LONDON (Parliament Politics Magazine) – After it was passed just in time to meet the deadline by the MPs and peers, the government’s plan of allowing asylum cases to be processed abroad will become law.

Later on Thursday, the Parliament will be suspended and legislation must be passed or thrown out by then.

The Nationality and Borders Bill was passed on Wednesday night, putting an end to months of debate between the Commons and the Lords about the bill’s potential impact on refugees.

Changes to the legal system and elections were also approved, despite opposition.

When Parliament reconvenes on May 10 for the Queen’s Speech, it will be prorogued, or halted, so that the administration can spell out its plans for the next year or so.

Bills, which must be approved in detail by both the Commons and the Lords, must be discarded or passed by the end of Thursday’s sessions, with the exception of a few that will be “carried over” to the next legislative session.

Offshoring asylum – handling applications at abroad facilities – and making it a criminal offence to deliberately enter the UK illegally were also controversial clauses of the Nationality and Borders Bill.

The Lords have frequently changed the legislation and sent it back to the Commons, where the changes have been reversed by MPs, the majority of whom are Conservatives.

This back-and-forth, known as legislative “ping-pong,” came to an end on Wednesday when the Lords endorsed the bill after a tense discussion.

Some of their peers screamed “shame” at them.

The bill “appalled” and “disgusted” Liberal Democrat Lord Paddick, while the Commons was accused by the Labour’s former shadow attorney general Baroness Chakrabarti of giving the Lords “two fingers.”

However, Baroness Williams of Trafford, the Home Office minister, insisted the bill was compliant with international refugee law.

The new law rips up globally recognised rights for those fleeing conflict and persecution, and would criminalise thousands of refugees, they stated in a statement.

For a different scheme of relocating some asylum seekers to Rwanda, the government has faced criticism.

It has, however, stated that a “strong but equitable” asylum system is required to combat people-smuggling gangs and to prevent mortality among those making perilous cross-Channel crossings in small boats.

Bills on justice and elections

Peers also backed down from their dispute with the Commons on the Elections Bill.

This includes the adoption of voter photo ID, which some believe would result in a large number of individuals being turned away from polling locations.

Other proposals include parliamentary control of the Electoral Commission, which oversees and operates the voting system, as well as the removal of the 15-year limit on British nationals living abroad voting.

The government had just got it wrong on demanding voter ID, according to Labour’s Baroness Hayman, and was subverting the Electoral Commission’s independence.
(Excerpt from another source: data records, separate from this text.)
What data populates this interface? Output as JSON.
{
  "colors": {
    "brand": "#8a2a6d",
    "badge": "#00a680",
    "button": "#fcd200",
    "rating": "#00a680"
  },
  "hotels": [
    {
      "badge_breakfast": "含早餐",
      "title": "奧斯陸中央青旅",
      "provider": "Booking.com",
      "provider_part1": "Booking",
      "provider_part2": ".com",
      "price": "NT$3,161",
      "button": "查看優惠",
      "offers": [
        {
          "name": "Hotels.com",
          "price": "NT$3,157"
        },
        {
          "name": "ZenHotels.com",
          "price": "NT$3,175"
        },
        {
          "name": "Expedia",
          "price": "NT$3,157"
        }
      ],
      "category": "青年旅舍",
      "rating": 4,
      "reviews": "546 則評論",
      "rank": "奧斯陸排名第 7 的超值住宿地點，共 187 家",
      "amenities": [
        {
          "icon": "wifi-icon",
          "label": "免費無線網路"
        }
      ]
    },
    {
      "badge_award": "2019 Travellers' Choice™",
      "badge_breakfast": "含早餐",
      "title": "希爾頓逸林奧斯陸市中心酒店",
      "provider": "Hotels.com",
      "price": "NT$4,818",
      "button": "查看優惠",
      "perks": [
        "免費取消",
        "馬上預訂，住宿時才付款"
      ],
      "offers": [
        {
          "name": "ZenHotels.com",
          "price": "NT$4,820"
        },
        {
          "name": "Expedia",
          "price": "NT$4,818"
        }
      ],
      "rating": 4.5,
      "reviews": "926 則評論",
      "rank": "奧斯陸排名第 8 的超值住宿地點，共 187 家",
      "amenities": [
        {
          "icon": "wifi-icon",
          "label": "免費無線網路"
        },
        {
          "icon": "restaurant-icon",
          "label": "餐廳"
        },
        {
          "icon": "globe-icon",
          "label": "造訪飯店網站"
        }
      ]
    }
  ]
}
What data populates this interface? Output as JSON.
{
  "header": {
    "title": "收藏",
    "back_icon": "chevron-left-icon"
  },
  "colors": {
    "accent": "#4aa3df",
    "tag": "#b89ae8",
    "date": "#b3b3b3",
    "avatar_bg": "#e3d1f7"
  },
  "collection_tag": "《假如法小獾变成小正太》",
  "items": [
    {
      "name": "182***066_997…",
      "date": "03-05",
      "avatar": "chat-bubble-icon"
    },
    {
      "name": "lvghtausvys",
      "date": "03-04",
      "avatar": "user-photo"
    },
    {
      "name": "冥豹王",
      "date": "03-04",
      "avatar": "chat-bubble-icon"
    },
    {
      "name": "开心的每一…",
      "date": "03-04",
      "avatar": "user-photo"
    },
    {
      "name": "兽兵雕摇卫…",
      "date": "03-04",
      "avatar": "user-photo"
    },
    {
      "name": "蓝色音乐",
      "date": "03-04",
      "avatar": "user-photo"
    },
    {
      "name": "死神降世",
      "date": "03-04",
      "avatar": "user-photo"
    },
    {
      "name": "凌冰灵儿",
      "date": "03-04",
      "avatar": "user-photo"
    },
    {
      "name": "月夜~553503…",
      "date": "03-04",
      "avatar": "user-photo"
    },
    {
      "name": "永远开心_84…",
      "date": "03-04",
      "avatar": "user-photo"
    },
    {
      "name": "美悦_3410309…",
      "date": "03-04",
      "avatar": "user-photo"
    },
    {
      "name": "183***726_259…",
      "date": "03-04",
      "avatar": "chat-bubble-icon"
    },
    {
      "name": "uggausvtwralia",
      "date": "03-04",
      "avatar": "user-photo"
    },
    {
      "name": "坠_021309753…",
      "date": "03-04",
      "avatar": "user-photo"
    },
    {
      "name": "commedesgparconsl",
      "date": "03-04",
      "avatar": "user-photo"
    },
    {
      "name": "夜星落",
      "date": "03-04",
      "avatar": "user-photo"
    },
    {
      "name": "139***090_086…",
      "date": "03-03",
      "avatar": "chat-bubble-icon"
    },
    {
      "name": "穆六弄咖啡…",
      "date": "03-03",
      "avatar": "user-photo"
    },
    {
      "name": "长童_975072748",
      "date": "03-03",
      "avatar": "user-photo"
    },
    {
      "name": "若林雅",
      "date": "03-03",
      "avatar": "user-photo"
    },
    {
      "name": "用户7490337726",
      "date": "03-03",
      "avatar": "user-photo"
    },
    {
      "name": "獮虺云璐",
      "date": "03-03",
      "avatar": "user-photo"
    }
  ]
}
One of the many negative effects of this law was that it made it considerably simpler, and without restrictions, for citizens residing overseas to vote, but made it more had for domestic citizens to vote, which was extremely weird, and not entirely democratic, said Liberal Democrat Lord Wallace of Saltaire.

However, Lord True, a Cabinet Office minister, said the government had no static stance on which kinds of identification might be used to get entry to voting places.

Eleni Kyriakou

Eleni is a journalist and analyst at Parliament Magazine focusing on European News and current affairs. She worked as Press and Communication Office – Greek Embassy in Lisbon and Quattro Books Publications, Canada. She is Multilingual with a good grip of cultures, eye in detail, communicative, effective. She holds Master in degree from York University.